The updates, said Instagram head of design Ian Spalter, simply reflect the more broad ways in which people use Instagram and its family of apps, Layout, Boomerang and Hyperlapse, which also get new looks in the makeover. The Instagram logo, he said — the most recent of which was the brand’s third iteration — had begun to feel not reflective of the community. “Frankly,” he said. “We thought we could make it better.”
When Instagram users update the app today, they will see not only a new icon but a simpler interface within the app that was reimagined to give more focus to the content. Company founder Kevin Systrom designed the first two Instagram logos, while the third, which gets booted today, was in play for the longest.
Although this is the most immediately noticeable change to Instagram, it also is implementing updates that will have a more significant impact on marketers.
On Tuesday, Instagram opened up “dynamic ads” to all of its advertisers, after a testing period. The dynamic ad formats have already been available on Facebook and are a way for brands that advertise on Instagram to customize the ads that users see. Dynamic ads mean that when a mobile user visits a web site or app, then later visits Instagram, they will be shown products in an ad related to that search. The dynamic ads can be a standard link ad or multiproduct carousel ad.
Marketers who already use dynamic ads on Facebook will be familiar with the process, which allows them to upload an entire product catalog (up to two million items), then either elect to target certain products to specific audiences or let Facebook and Instagram automatically deliver the most relevant products to people, based on actions on websites and apps, demographic profile and activity on Facebook. Users might see the last items seen, the top-selling items from a category or items similar to ones that they are browsing.
According to Facebook, more than 2.5 billion products have been uploaded onto Facebook and 440 million people have viewed products in dynamic ads on Facebook in the last three months.
While Instagram’s numbers pale in comparison, it hopes to catch up. In April’s earnings call with investors, Facebook chief executive officer Mark Zuckerberg said Instagram is growing, with more than 400 million active users and more than 200,000 businesses advertising on Instagram every month. That’s compared to Facebook’s three million active advertisers.
Facebook chief operating officer Sheryl Sandberg called Facebook and Instagram “the two most important mobile ad platforms out there.” “We have this very broad reach on both platforms,” she said, “plus the ability to target very specifically.”

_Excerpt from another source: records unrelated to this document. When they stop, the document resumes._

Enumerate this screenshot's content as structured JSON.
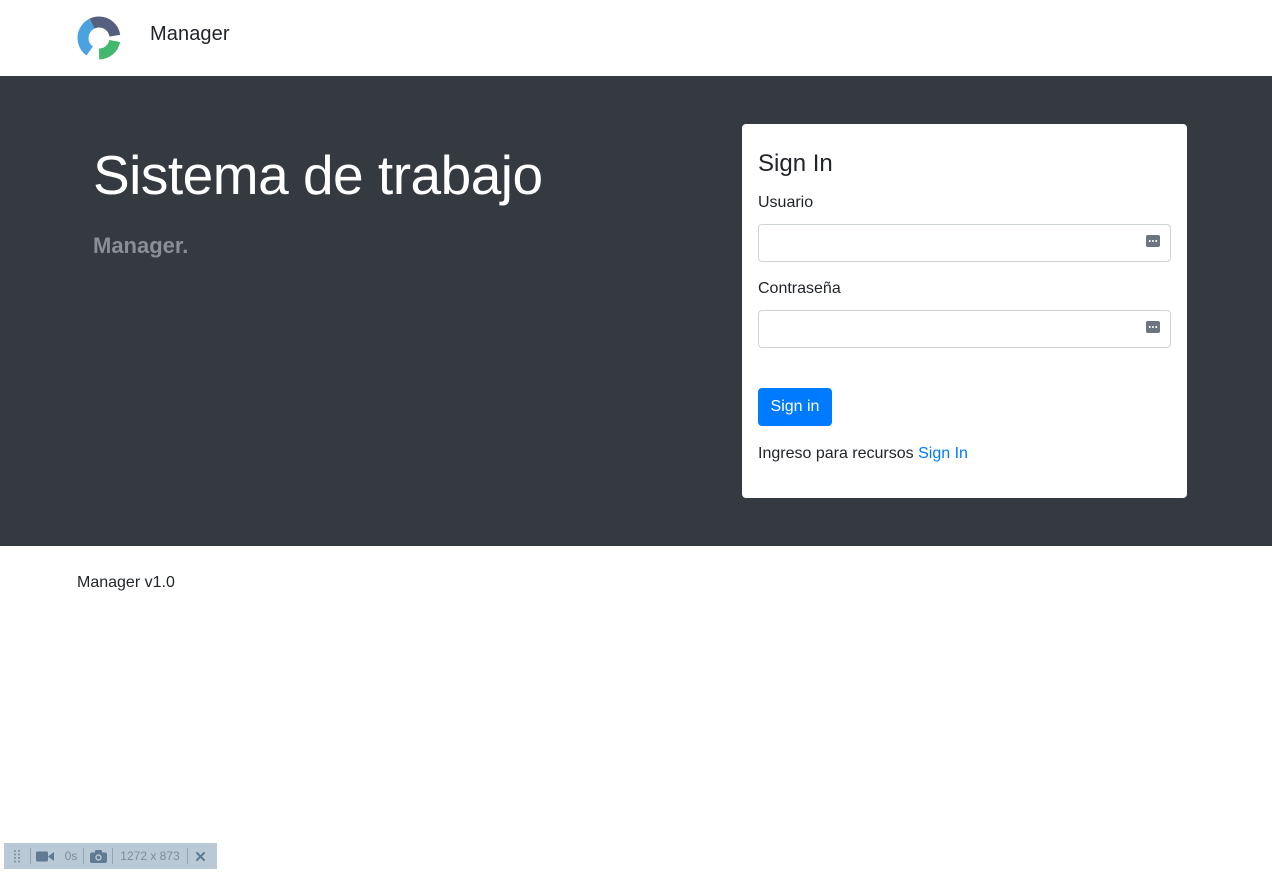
{
  "header": {
    "brand": "Manager",
    "logo_icon": "circular-logo-icon"
  },
  "hero": {
    "title": "Sistema de trabajo",
    "subtitle": "Manager."
  },
  "login": {
    "title": "Sign In",
    "username_label": "Usuario",
    "username_value": "",
    "password_label": "Contraseña",
    "password_value": "",
    "submit_label": "Sign in",
    "footnote_text": "Ingreso para recursos",
    "footnote_link": "Sign In"
  },
  "footer": {
    "text": "Manager v1.0"
  },
  "recorder_toolbar": {
    "duration": "0s",
    "dimensions": "1272 x 873"
  },
  "colors": {
    "hero_bg": "#343a40",
    "primary": "#007bff",
    "subtitle": "#8a8f95"
  }
}
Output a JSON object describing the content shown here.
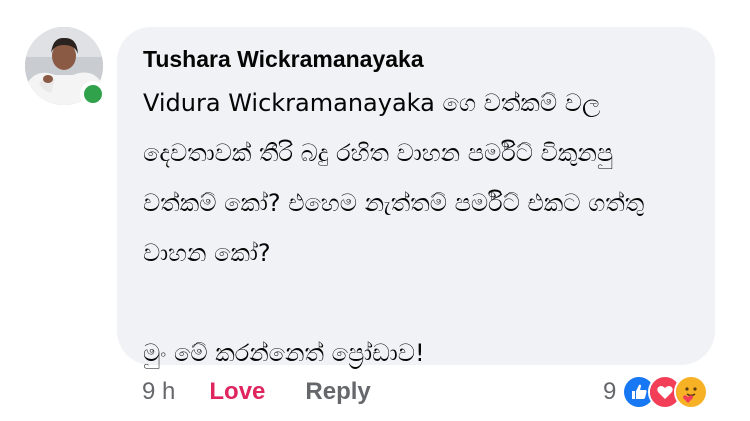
{
  "comment": {
    "author": "Tushara Wickramanayaka",
    "author_online": true,
    "body_lines": [
      "Vidura Wickramanayaka ගෙ වත්කම් වල",
      "දෙවතාවක් තීරි බදු රහිත වාහන පර්මිට් විකුනපු",
      "වත්කම් කෝ? එහෙම නැත්තම් පර්මිට් එකට ගත්තු",
      "වාහන කෝ?",
      "",
      "මුං මේ කරන්නෙත් ප්‍රෝඩාව!"
    ],
    "timestamp": "9 h",
    "love_label": "Love",
    "reply_label": "Reply",
    "reaction_count": "9",
    "reactions": [
      "like-icon",
      "love-icon",
      "care-icon"
    ],
    "colors": {
      "bubble_bg": "#f0f2f5",
      "love": "#e0245e",
      "online": "#31a24c",
      "like": "#1877f2",
      "muted": "#65676b"
    }
  }
}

Both platforms have seen more users share and watch video content, and they’re encouraging marketers to follow suit. As of February, Sandberg shared, the time people spend watching videos on Instagram increased by more than 40 percent over the preceding six months. In March, Instagram expanded the length of video shares to 60 minutes, from 15 seconds.

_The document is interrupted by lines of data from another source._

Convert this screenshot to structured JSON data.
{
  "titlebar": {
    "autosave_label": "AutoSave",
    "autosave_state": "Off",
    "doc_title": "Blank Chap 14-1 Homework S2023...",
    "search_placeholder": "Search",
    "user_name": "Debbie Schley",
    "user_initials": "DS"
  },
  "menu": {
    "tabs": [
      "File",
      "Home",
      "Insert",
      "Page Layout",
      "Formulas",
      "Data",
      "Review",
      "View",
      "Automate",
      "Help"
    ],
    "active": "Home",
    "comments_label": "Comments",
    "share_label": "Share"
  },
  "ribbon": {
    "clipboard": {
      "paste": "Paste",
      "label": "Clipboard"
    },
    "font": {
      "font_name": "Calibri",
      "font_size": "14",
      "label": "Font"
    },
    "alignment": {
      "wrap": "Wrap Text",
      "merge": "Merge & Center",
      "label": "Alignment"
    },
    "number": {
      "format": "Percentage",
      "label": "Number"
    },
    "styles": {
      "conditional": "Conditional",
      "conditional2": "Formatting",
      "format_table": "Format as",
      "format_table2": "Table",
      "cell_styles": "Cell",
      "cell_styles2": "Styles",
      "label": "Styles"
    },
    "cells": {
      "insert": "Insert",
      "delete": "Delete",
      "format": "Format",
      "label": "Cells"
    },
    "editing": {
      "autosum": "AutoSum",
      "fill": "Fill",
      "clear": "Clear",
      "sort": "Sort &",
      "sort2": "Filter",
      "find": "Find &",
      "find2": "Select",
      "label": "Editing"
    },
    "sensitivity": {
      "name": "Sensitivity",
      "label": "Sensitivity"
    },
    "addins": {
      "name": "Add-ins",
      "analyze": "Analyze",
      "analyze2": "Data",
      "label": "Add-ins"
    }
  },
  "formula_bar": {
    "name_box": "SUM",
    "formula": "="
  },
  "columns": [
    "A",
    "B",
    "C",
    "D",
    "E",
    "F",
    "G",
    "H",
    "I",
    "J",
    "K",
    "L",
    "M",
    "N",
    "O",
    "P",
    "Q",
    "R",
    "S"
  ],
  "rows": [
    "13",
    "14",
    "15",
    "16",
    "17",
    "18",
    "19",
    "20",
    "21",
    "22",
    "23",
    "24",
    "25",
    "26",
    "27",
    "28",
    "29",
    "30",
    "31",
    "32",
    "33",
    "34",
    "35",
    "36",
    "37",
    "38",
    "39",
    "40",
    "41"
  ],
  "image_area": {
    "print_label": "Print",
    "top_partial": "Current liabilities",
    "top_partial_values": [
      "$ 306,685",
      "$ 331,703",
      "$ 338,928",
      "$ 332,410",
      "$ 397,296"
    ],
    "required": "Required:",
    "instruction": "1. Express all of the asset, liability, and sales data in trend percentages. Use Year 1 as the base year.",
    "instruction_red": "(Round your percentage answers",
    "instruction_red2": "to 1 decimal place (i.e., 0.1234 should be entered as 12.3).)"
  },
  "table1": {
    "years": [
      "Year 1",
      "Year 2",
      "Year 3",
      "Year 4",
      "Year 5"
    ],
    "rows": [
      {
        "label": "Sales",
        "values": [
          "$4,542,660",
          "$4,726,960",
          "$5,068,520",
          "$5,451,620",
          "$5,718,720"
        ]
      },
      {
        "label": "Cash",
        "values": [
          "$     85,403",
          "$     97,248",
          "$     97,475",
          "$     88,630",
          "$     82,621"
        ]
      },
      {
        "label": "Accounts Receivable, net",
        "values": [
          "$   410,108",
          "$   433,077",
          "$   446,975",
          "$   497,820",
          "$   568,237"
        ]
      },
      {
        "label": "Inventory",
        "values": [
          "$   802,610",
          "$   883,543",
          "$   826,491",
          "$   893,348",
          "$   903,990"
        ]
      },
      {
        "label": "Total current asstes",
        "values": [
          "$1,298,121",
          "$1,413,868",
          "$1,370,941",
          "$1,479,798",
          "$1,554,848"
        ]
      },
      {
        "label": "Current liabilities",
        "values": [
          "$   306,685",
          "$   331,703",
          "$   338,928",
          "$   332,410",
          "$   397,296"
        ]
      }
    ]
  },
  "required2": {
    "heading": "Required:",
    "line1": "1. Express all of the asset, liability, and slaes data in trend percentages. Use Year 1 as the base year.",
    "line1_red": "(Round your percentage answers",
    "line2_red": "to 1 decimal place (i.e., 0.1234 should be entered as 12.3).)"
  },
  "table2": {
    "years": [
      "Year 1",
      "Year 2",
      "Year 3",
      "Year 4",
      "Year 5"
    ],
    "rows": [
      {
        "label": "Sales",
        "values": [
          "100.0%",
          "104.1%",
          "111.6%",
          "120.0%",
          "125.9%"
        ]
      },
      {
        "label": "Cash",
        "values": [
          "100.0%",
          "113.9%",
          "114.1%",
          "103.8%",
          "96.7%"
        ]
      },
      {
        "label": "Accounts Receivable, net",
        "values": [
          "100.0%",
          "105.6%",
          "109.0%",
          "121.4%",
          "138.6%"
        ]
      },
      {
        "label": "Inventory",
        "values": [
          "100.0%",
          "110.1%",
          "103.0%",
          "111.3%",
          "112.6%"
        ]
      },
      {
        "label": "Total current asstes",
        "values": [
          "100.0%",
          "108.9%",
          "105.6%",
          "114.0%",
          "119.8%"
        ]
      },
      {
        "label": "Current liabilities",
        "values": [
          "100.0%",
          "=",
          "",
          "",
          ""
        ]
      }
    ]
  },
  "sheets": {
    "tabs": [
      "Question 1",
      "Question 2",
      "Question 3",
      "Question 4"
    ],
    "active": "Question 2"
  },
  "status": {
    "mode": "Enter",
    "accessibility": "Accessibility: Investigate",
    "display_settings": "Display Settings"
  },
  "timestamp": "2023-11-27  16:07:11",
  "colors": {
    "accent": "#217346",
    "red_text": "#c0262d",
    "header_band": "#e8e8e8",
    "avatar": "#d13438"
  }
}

“This,” she said, “presents a big opportunity for marketers.”
Already, media brands have jumped on this trend by creating video portraits specifically for Instagram — an evolution of last year’s portrait studios from events like the Oscars after party, in the case of Vanity Fair. Recent examples include Esquire at Sundance, Vanity Fair’s studio at the White House Correspondents Dinner after party, and Vogue at the Met Gala.
Finally, Instagram has begun testing changes to its news feed, called Feed Ranking, that would move away from an exact chronological display to prioritizing the posts that users are most likely to want to see. This, Zuckerberg said, is an effort to make Instagram’s user experience more engaging, adding that the increasing amount of content shared on Instagram meant that users miss about 70 percent of what’s in their feed.

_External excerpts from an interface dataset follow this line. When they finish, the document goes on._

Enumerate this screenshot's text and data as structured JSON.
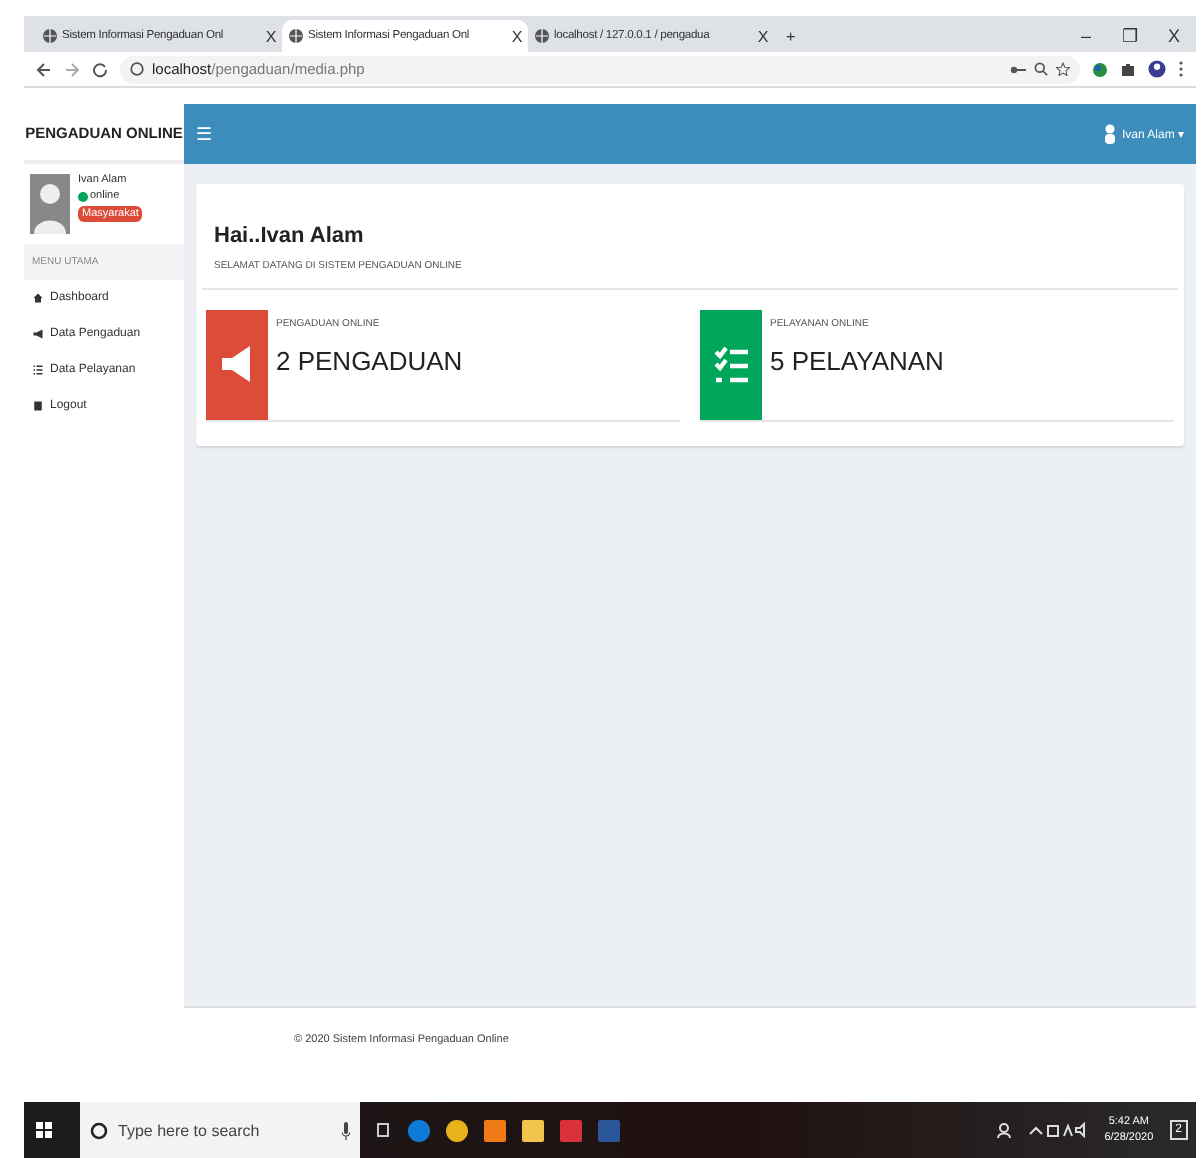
{
  "browser": {
    "tabs": [
      {
        "title": "Sistem Informasi Pengaduan Onl",
        "close": "X",
        "selected": false
      },
      {
        "title": "Sistem Informasi Pengaduan Onl",
        "close": "X",
        "selected": true
      },
      {
        "title": "localhost / 127.0.0.1 / pengadua",
        "close": "X",
        "selected": false
      }
    ],
    "new_tab": "+",
    "window_controls": [
      "–",
      "❐",
      "X"
    ],
    "address": {
      "host": "localhost",
      "path": "/pengaduan/media.php"
    }
  },
  "app": {
    "brand": "PENGADUAN ONLINE",
    "menu_toggle": "☰",
    "user_menu": "Ivan Alam ▾",
    "user": {
      "name": "Ivan Alam",
      "status": "online",
      "role": "Masyarakat"
    },
    "menu_heading": "MENU UTAMA",
    "menu": [
      {
        "label": "Dashboard",
        "kind": "home"
      },
      {
        "label": "Data Pengaduan",
        "kind": "megaphone"
      },
      {
        "label": "Data Pelayanan",
        "kind": "list"
      },
      {
        "label": "Logout",
        "kind": "book"
      }
    ],
    "greeting": "Hai..Ivan Alam",
    "welcome": "SELAMAT DATANG DI SISTEM PENGADUAN ONLINE",
    "stats": [
      {
        "label": "PENGADUAN ONLINE",
        "value": "2 PENGADUAN",
        "color": "#dd4b39",
        "kind": "megaphone"
      },
      {
        "label": "PELAYANAN ONLINE",
        "value": "5 PELAYANAN",
        "color": "#00a65a",
        "kind": "list"
      }
    ],
    "footer": "© 2020 Sistem Informasi Pengaduan Online"
  },
  "taskbar": {
    "search_placeholder": "Type here to search",
    "time": "5:42 AM",
    "date": "6/28/2020",
    "notifications": "2"
  }
}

Overall, Spalter said the evolution of Instagram has been “inspiring.” “Our hope is that people will see this app icon as a new creative spark — something to have fun with and make their own. We’re excited for where this will take us.”